    6) I would like to see every class living at the intersection of technology and humanities. The kind of teacher that can cross pollinate two disciplines is the kind of teacher we need for the future. We need to stop ageism in classrooms and group by ability. Students need to have an equal voice. We need to murder busy work and give students the ability to thrive passionately. Without student by-in, we are all talking to ourselves.

    I am a creative destructionist at heart. Radical collaboration can only happen if we burn sacred cows.

    • Viktor Venson

      @Monera - thanks for the debate. There is clearly a passion for the subject. Let me address each point one by one 1) Yes, a partnership between STEAM and STEM is clearly needed we are currently working on that. RISD has a great program called from STEMtoSTEAM that we are talking possibilities with them right now. STEM is not going to go away, therefore we need to find ways of complementing STEM if there is any hope of mass adoption of creativity and innovation in the current school model. 2) Coding uses a completely different set of skills than creative writing per say. I am not really comparing coding to writing, but simply saying that coding (and understanding of it) is an important element in todays DIY age, and should be considered as a part of Media Literacy. 3) This is true that we need to establish new measures. However, we believe in collaboration and in collaborating with existing structures and elements. We believe in uniting, not dividing. The current structures and standards need to be evolved into something that is measuring the right things. Much like STEM, they are not going to go away. So how can we find ways to work together? 4) We have to step away from thinking about 'standards' as a bad thing and start thinking about them as a tool for focusing our efforts and speaking the same language. We should learn from the failure of NCLB but not stop believing in the power of a good structure and focus. 5) This is a whole different debate that deserves its own thread. One element that defines teachers is passion. Their passion for teaching is unsurpassed and them working for low salaries is yet another proof of that. No, not all teachers are good or equal, but we need to make the good ones better, and give them the tools to flourish. 6) Amen. If you really think about it, Technology and Humanities is STEM + STEAM. It is what has made Apple the most valuable enterprise in the world. It was the genius of Steve Jobs. Again, we need to unite these two worlds in a mutually beneficial structure, hence this first stab on setting a framework for what creativity means in classrooms. You do a great job on covering off the broad spectrum of what the education crisis is about. And there is plenty to cover and debate about. I hope this clarified things.
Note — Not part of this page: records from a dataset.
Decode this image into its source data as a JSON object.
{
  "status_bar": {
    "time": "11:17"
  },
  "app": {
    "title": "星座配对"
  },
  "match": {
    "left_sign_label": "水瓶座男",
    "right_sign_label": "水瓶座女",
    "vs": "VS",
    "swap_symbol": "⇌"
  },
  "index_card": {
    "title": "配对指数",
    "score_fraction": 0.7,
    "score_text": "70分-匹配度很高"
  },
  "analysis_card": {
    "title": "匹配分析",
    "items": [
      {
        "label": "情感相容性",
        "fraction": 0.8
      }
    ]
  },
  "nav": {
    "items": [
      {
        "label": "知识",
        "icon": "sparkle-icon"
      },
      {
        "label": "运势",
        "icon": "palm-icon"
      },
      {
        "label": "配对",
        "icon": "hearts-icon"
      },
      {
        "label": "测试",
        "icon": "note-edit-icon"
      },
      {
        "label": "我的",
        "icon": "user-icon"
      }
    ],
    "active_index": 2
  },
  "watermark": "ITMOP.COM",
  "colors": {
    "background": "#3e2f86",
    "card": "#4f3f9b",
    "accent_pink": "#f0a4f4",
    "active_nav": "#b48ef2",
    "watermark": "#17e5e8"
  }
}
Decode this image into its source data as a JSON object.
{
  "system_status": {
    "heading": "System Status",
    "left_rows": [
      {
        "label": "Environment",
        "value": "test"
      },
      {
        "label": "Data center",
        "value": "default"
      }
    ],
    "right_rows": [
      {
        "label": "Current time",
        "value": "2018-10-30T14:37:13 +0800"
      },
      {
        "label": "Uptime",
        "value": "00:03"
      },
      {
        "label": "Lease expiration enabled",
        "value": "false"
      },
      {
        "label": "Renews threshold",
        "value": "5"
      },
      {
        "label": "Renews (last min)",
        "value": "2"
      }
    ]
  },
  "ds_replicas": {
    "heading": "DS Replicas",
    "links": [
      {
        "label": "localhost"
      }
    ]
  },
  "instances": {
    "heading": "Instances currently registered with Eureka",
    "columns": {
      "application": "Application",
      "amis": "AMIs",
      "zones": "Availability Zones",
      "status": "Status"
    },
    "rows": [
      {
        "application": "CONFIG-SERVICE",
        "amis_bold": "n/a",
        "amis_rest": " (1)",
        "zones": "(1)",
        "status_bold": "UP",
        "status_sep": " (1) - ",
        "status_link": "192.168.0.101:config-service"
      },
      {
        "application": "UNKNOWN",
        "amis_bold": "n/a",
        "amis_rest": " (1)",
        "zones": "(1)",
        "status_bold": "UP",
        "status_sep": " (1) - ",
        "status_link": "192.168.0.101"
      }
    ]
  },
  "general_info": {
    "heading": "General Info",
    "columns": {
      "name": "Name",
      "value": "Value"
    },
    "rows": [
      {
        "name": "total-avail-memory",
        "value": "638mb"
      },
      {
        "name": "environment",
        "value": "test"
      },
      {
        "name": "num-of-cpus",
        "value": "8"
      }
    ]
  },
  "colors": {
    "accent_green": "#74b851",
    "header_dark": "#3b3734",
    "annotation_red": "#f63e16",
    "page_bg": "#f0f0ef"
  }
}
    • Monera

      Sorry this form did not encode paragraph breaks.

  • dwpaxson

    I do art, fiction, code, patents, math, science, and media. Hard at work on all three of the focus areas. Maybe my list will be of some help in stimulating new pathways for creative learning - so many of you out there can take things so much further!
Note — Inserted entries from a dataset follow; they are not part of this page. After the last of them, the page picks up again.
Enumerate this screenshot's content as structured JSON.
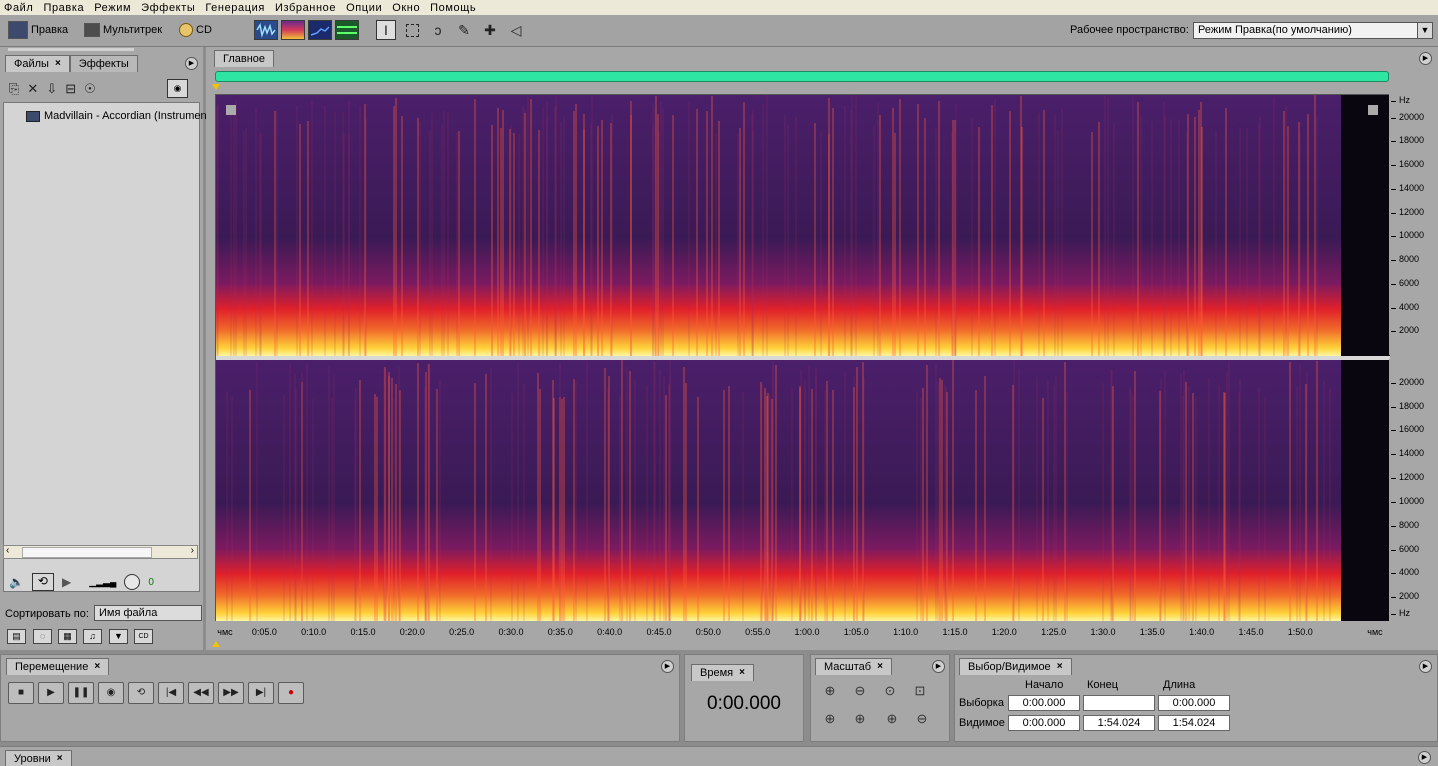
{
  "menu": [
    "Файл",
    "Правка",
    "Режим",
    "Эффекты",
    "Генерация",
    "Избранное",
    "Опции",
    "Окно",
    "Помощь"
  ],
  "toolbar": {
    "modes": [
      {
        "label": "Правка",
        "icon": "waveform-edit-icon"
      },
      {
        "label": "Мультитрек",
        "icon": "multitrack-icon"
      },
      {
        "label": "CD",
        "icon": "cd-icon"
      }
    ],
    "workspace_label": "Рабочее пространство:",
    "workspace_value": "Режим Правка(по умолчанию)"
  },
  "left_panel": {
    "tabs": [
      "Файлы",
      "Эффекты"
    ],
    "files": [
      "Madvillain - Accordian (Instrumen"
    ],
    "volume_value": "0",
    "sort_label": "Сортировать по:",
    "sort_value": "Имя файла"
  },
  "main_panel": {
    "tab": "Главное",
    "hz_unit": "Hz",
    "hz_ticks": [
      "20000",
      "18000",
      "16000",
      "14000",
      "12000",
      "10000",
      "8000",
      "6000",
      "4000",
      "2000"
    ],
    "time_ticks": [
      "чмс",
      "0:05.0",
      "0:10.0",
      "0:15.0",
      "0:20.0",
      "0:25.0",
      "0:30.0",
      "0:35.0",
      "0:40.0",
      "0:45.0",
      "0:50.0",
      "0:55.0",
      "1:00.0",
      "1:05.0",
      "1:10.0",
      "1:15.0",
      "1:20.0",
      "1:25.0",
      "1:30.0",
      "1:35.0",
      "1:40.0",
      "1:45.0",
      "1:50.0",
      "чмс"
    ]
  },
  "transport": {
    "tab": "Перемещение"
  },
  "time": {
    "tab": "Время",
    "value": "0:00.000"
  },
  "zoom": {
    "tab": "Масштаб"
  },
  "selection": {
    "tab": "Выбор/Видимое",
    "headers": [
      "Начало",
      "Конец",
      "Длина"
    ],
    "rows": [
      {
        "label": "Выборка",
        "begin": "0:00.000",
        "end": "",
        "length": "0:00.000"
      },
      {
        "label": "Видимое",
        "begin": "0:00.000",
        "end": "1:54.024",
        "length": "1:54.024"
      }
    ]
  },
  "levels": {
    "tab": "Уровни"
  },
  "colors": {
    "timeline": "#2ee5a3",
    "panel": "#a7a7a7",
    "spectrogram_low": "#ffd23a",
    "spectrogram_mid": "#e0202a",
    "spectrogram_high": "#4b1f6a"
  }
}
    http://www.linkedin.com/in/danawpaxson (to my LinkedIn presence listing my patents)
    http://www.danapaxsonstudio.com/DR%20Latest/Website/RandomPlunge.htm (to a random scene from my fictional future world)
    http://tinyurl.com/46yufaa (to Second Life and a 3D build of mine that links to my fiction)
    http://innermostcrossings.blogspot.com/ (to my blog on everything from politics to art)
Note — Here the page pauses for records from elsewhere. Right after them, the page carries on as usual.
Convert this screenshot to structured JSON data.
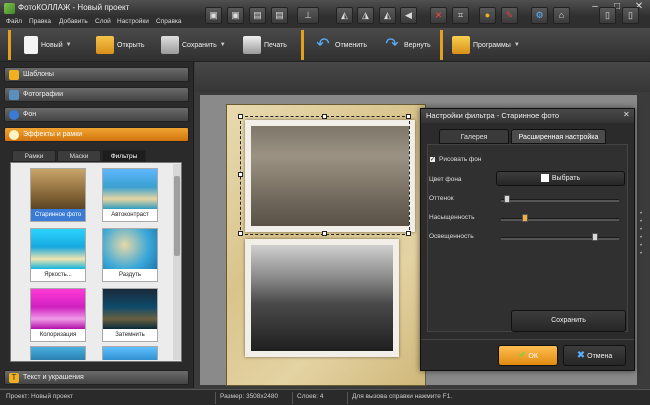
{
  "window": {
    "title": "ФотоКОЛЛАЖ - Новый проект"
  },
  "menu": [
    "Файл",
    "Правка",
    "Добавить",
    "Слой",
    "Настройки",
    "Справка"
  ],
  "toolbar": {
    "new": "Новый",
    "open": "Открыть",
    "save": "Сохранить",
    "print": "Печать",
    "undo": "Отменить",
    "redo": "Вернуть",
    "programs": "Программы"
  },
  "left_panel": {
    "sections": {
      "templates": "Шаблоны",
      "photos": "Фотографии",
      "background": "Фон",
      "effects": "Эффекты и рамки",
      "text": "Текст и украшения"
    },
    "tabs": [
      "Рамки",
      "Маски",
      "Фильтры"
    ],
    "filters": [
      {
        "label": "Старинное фото",
        "selected": true
      },
      {
        "label": "Автоконтраст",
        "selected": false
      },
      {
        "label": "Яркость...",
        "selected": false
      },
      {
        "label": "Раздуть",
        "selected": false
      },
      {
        "label": "Колоризация",
        "selected": false
      },
      {
        "label": "Затемнить",
        "selected": false
      },
      {
        "label": "",
        "selected": false
      },
      {
        "label": "",
        "selected": false
      }
    ]
  },
  "dialog": {
    "title": "Настройки фильтра - Старинное фото",
    "tabs": [
      "Галерея",
      "Расширенная настройка"
    ],
    "draw_bg_label": "Рисовать фон",
    "bg_color_label": "Цвет фона",
    "choose_label": "Выбрать",
    "hue_label": "Оттенок",
    "saturation_label": "Насыщенность",
    "lightness_label": "Освещенность",
    "hue_level": 0.05,
    "saturation_level": 0.2,
    "lightness_level": 0.8,
    "save_label": "Сохранить",
    "ok_label": "ОК",
    "cancel_label": "Отмена"
  },
  "status": {
    "project": "Проект: Новый проект",
    "size": "Размер: 3508x2480",
    "layers": "Слоев: 4",
    "help": "Для вызова справки нажмите F1."
  },
  "colors": {
    "accent": "#e8901c",
    "selection": "#3a7bd5"
  }
}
    • Viktor Venson

      thanks for this Dawn. Let's get in touch on Linkedin!